Catalan[edit]

Verb[edit]

cou

  1. third-person singular present indicative form of coure
  2. second-person singular imperative form of coure

French[edit]

Female neck.jpg

Etymology[edit]

From Latin collum. Doublet of col.
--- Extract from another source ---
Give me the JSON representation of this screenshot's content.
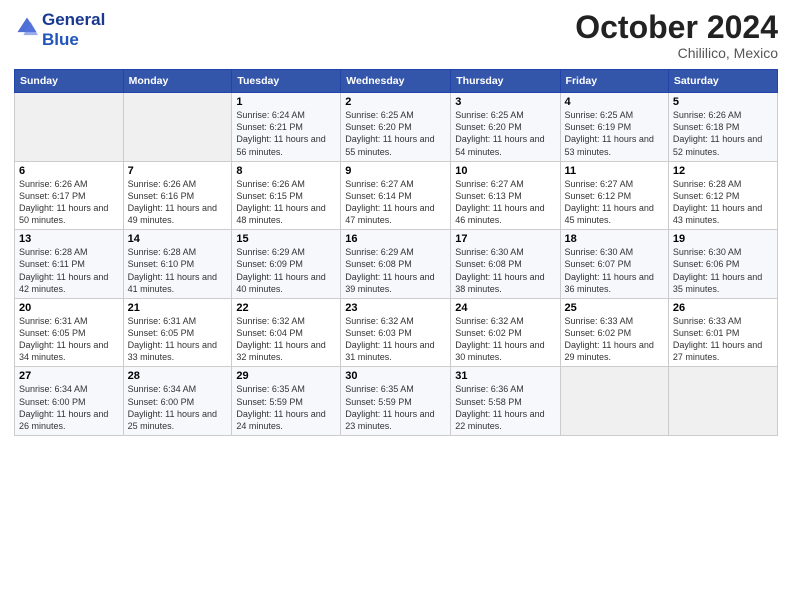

Cognate with Italian collo, Portuguese colo, Spanish cuello.

Pronunciation[edit]

Noun[edit]

cou m (plural cous)

  1. neck
    se jeter au cou de qqn(please add an English translation of this usage example)

Derived terms[edit]

Further reading[edit]


K'iche'[edit]

Adjective[edit]

cou

  1. (Classical K'iche') strong

Derived terms[edit]


Mandarin[edit]

Romanization[edit]

cou

  1. Nonstandard spelling of cǒu.
  2. Nonstandard spelling of còu.

Usage notes[edit]

  • English transcriptions of Mandarin speech often fail to distinguish between the critical tonal differences employed in the Mandarin language, using words such as this one without the appropriate indication of tone.

Middle English[edit]

Alternative forms[edit]

Etymology[edit]

From Old English , from Proto-West Germanic *kū, in turn from Proto-Germanic *kūz; this comes from Proto-Indo-European *gʷṓws.

Cognates include Middle Dutch koe, Middle French bœuf, Sanskrit गो (go), and Persian گاو(gâv).

Pronunciation[edit]

Noun[edit]

cou (plural kyne or kie)

  1. A cow (female bovine)

Descendants[edit]

  • English: cow (see there for further descendants)
  • Scots: coo, coe, cou
  • Yola: keow

References[edit]


Xerénte[edit]

Noun[edit]

cou

  1. Alternative form of (water)

References[edit]

  • Martius, Beiträge zur Ethnographie und Sprachenkunde Brasiliens

Yola[edit]

Etymology[edit]

From Middle English coude, from Old English cūþe.

Verb[edit]

cou

  1. could
    • 1867, GLOSSARY OF THE DIALECT OF FORTH AND BARGY:
      Aamezil cou no stoane.
      Myself could not stand.

References[edit]

  • Jacob Poole (1867) , William Barnes, editor, A glossary, with some pieces of verse, of the old dialect of the English colony in the baronies of Forth and Bargy, County of Wexford, Ireland, J. Russell Smith, →ISBN

Zhuang[edit]

Pronunciation[edit]

Etymology 1[edit]

From Chinese (MC t͡sʰɨu).

Noun[edit]

cou (old orthography cou)

  1. autumn

Etymology 2[edit]

From Chinese (MC t͡ɕɨu).

Classifier[edit]

cou (old orthography cou)

  1. week

See also[edit]

Etymology 3[edit]

From Chinese (MC ʈʰɨu).

Verb[edit]

cou (old orthography cou)

  1. to draw (lots)